Before taking any apprenticeship, check what you’ll be learning with your prospective employer and college, so you can be sure it will be giving you the skills you want. Go to how to become an apprentice to learn how to find apprenticeships in your region or approach companies directly.
Get a degree:
There is no further education academic requirement to becoming a director. That said there are a number of courses which may be beneficial, and would certainly increase your knowledgebase in relevant areas. Have a look at ScreenSkills’ list of recommended courses and select one in animation or film. We recognise courses with our ScreenSkills Select award where they offer training in the relevant software, dedicated time to building a portfolio and have strong links with the animation industry.
Build a portfolio:
Learn animation and video editing software, experiment with practical stop-motion and start creating work that you can show to admissions tutors or employers. Create your own short film or films. This is essential. Go to build your animation portfolio to learn how.

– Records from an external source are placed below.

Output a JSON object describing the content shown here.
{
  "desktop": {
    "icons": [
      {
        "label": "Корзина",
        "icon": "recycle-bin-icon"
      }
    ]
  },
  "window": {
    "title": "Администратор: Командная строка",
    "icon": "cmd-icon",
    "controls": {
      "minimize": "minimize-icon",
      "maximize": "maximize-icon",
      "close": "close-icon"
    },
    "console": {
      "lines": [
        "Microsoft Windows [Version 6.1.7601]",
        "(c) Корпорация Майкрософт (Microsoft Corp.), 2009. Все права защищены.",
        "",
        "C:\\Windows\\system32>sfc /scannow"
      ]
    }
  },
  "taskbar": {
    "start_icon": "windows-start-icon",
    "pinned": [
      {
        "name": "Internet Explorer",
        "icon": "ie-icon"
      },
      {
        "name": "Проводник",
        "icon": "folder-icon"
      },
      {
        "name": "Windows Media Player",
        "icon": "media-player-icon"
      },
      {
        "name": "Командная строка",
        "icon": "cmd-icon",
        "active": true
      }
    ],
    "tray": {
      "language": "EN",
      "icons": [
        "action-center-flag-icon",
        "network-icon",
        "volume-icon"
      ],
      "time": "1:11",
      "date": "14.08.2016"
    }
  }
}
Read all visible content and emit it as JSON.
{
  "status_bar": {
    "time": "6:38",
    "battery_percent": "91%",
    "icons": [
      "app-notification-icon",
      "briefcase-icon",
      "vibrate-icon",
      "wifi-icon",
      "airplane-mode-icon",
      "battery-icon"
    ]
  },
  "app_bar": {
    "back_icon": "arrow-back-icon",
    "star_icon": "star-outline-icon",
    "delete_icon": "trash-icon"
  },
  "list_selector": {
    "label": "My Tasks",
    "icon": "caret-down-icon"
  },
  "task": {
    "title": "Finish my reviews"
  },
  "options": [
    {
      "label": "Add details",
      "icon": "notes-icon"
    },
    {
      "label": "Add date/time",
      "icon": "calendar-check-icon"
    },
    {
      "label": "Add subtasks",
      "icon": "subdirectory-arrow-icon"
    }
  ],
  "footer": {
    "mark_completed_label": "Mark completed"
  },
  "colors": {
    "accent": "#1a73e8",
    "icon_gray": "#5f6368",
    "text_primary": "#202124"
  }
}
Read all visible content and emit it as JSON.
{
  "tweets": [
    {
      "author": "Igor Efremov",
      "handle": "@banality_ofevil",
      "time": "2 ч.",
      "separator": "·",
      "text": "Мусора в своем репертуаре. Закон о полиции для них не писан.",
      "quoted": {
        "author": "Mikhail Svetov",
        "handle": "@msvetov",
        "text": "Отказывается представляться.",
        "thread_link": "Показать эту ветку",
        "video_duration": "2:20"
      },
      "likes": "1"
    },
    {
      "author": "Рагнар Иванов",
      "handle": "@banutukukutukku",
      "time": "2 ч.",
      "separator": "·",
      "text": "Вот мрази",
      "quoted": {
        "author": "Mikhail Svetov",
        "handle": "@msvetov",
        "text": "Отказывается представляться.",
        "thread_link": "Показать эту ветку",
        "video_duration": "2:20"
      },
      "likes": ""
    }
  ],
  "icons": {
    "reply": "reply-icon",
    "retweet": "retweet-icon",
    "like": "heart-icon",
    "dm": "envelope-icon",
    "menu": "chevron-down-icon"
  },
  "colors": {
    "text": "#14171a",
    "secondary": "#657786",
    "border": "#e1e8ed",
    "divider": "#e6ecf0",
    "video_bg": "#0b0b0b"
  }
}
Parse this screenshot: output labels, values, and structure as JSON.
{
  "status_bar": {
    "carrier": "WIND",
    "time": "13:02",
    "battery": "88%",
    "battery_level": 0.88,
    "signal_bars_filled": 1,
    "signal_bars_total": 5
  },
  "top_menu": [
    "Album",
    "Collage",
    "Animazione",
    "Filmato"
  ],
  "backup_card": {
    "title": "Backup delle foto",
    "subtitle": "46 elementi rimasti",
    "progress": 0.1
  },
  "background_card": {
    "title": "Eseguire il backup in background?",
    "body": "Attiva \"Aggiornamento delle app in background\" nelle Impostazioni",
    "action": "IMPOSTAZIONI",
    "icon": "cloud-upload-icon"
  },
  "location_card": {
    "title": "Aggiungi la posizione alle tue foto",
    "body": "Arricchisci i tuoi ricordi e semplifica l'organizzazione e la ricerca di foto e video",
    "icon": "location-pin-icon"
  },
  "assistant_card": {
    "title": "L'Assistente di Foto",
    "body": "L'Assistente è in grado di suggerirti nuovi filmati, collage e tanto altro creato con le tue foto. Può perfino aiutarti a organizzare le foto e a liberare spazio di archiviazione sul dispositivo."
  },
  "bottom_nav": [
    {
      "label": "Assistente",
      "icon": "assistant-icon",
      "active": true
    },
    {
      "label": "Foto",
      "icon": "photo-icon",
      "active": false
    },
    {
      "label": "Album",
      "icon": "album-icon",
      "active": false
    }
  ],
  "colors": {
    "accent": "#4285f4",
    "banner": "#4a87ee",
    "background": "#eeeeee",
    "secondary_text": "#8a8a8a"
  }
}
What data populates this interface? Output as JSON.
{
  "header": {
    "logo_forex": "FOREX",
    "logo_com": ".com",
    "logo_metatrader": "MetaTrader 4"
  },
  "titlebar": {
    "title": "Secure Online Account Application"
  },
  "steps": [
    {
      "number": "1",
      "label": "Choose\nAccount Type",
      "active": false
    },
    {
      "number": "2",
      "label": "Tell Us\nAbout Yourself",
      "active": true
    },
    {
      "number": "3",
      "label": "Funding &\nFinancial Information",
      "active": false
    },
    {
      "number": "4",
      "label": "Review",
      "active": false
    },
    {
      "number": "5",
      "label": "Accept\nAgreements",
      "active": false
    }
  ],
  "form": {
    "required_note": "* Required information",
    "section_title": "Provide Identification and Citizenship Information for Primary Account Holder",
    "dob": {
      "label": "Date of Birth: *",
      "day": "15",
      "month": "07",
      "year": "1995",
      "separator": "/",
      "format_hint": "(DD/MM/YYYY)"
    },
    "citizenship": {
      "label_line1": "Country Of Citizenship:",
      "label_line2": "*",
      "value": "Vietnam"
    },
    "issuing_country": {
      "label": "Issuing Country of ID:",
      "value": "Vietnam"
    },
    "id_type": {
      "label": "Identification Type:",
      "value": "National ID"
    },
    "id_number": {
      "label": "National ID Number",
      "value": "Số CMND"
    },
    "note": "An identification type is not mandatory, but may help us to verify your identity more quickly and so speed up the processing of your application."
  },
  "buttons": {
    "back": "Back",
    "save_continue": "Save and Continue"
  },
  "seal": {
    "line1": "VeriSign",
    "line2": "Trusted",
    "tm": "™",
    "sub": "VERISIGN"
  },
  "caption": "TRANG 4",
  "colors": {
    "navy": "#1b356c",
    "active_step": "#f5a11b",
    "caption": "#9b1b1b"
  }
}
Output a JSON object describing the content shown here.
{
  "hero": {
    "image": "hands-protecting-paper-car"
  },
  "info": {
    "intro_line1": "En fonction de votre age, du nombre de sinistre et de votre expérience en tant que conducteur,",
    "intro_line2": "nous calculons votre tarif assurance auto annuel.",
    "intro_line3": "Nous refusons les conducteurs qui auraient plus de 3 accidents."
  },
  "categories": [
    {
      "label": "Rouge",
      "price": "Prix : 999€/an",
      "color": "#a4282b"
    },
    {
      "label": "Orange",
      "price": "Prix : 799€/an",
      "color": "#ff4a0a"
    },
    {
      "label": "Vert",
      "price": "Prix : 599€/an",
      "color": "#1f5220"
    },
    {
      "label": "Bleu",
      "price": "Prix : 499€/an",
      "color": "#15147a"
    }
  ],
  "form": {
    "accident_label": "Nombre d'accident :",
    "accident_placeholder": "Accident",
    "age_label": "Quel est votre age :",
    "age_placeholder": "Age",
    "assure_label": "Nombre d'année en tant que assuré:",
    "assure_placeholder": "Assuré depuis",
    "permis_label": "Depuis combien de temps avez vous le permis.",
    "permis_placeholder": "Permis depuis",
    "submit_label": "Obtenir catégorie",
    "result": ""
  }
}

Look outside the industry:
Once you have gained sufficient experience and contacts, you could try to direct a live action project and then return to directing in animation after gaining this experience.
Take a short course:
On the ScreenSkills website, we have a list of animation training courses, recommended by ScreenSkills, that we either fund, support or have quality-marked.
Pitch your ideas:
Director jobs for animation projects tend not to be listed on job websites. To get this kind of job, you will need to pitch an idea or concept to a feature animation production studio.. Animation UK has a directory of animation companies. Alternatively, you will need to work up through an animation company, in the case where you may want to work as a series director for animated television, or on commercials. ScreenSkills offers some advice from professionals on how to approach animation and VFX employers.
You might also be interested in...
Being a producer in animation. Or you might want to be a director or producer in the live action film and TV drama industries. Being a visual effects (VFX) supervisor or VFX producer might be of interest too.
- DP/30 @ TIFF: Song of the Sea. Tomm Moore
- Academy Conversations: Frozen
- CG Spectrum – Free Resources
- Bloop Animation – Video Tutorials
- Understand Disney's 12 principles of animation
- The 12 principles of animation as illustrated through Disney and Disney Pixar films
- UK Screen Alliance – Animation UK
- BECTU (the media and entertainment union)
- Animated Women UK
- The Children’s Media Conference
- Cartoon Brew
- Skwigly Online Animation Magazine
- CGI Dreamworks Animation Studio Pipeline | CGMeetup
- Any-Mation (video essays) – YouTube
Film and TV drama
Covers genres ranging from period dramas to epic fantasies screened at the cinema, on TV or on streaming sites
Visual effects (VFX)
Involves making sequences on a computer that can't be created on set, like enormous crowds and fire-breathing dragons
Combines art with programming as well as production, design and testing - the UK’s fastest growing entertainment industry